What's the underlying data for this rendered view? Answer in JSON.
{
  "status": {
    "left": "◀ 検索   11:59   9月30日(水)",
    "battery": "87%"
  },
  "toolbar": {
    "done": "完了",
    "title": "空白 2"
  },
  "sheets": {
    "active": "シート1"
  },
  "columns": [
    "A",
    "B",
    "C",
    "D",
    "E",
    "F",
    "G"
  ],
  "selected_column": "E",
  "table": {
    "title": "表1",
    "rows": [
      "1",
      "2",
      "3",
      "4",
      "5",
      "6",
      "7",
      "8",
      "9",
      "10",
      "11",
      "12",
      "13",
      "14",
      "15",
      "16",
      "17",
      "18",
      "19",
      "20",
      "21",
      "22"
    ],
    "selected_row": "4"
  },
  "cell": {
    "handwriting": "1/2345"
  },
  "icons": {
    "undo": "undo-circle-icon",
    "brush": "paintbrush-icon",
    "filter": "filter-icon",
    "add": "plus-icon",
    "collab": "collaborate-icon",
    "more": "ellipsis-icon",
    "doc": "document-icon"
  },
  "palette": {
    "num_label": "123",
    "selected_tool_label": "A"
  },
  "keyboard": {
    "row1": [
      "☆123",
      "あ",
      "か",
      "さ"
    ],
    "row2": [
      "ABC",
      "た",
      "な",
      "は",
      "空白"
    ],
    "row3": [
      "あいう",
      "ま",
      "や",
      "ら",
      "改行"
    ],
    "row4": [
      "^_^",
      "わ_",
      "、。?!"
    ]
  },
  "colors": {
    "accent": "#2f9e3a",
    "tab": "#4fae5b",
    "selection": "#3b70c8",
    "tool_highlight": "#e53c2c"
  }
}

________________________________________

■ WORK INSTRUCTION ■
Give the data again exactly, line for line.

■ TASK RESULT ■
What's the underlying data for this rendered view? Answer in JSON.
{
  "status": {
    "left": "◀ 検索   11:59   9月30日(水)",
    "battery": "87%"
  },
  "toolbar": {
    "done": "完了",
    "title": "空白 2"
  },
  "sheets": {
    "active": "シート1"
  },
  "columns": [
    "A",
    "B",
    "C",
    "D",
    "E",
    "F",
    "G"
  ],
  "selected_column": "E",
  "table": {
    "title": "表1",
    "rows": [
      "1",
      "2",
      "3",
      "4",
      "5",
      "6",
      "7",
      "8",
      "9",
      "10",
      "11",
      "12",
      "13",
      "14",
      "15",
      "16",
      "17",
      "18",
      "19",
      "20",
      "21",
      "22"
    ],
    "selected_row": "4"
  },
  "cell": {
    "handwriting": "1/2345"
  },
  "icons": {
    "undo": "undo-circle-icon",
    "brush": "paintbrush-icon",
    "filter": "filter-icon",
    "add": "plus-icon",
    "collab": "collaborate-icon",
    "more": "ellipsis-icon",
    "doc": "document-icon"
  },
  "palette": {
    "num_label": "123",
    "selected_tool_label": "A"
  },
  "keyboard": {
    "row1": [
      "☆123",
      "あ",
      "か",
      "さ"
    ],
    "row2": [
      "ABC",
      "た",
      "な",
      "は",
      "空白"
    ],
    "row3": [
      "あいう",
      "ま",
      "や",
      "ら",
      "改行"
    ],
    "row4": [
      "^_^",
      "わ_",
      "、。?!"
    ]
  },
  "colors": {
    "accent": "#2f9e3a",
    "tab": "#4fae5b",
    "selection": "#3b70c8",
    "tool_highlight": "#e53c2c"
  }
}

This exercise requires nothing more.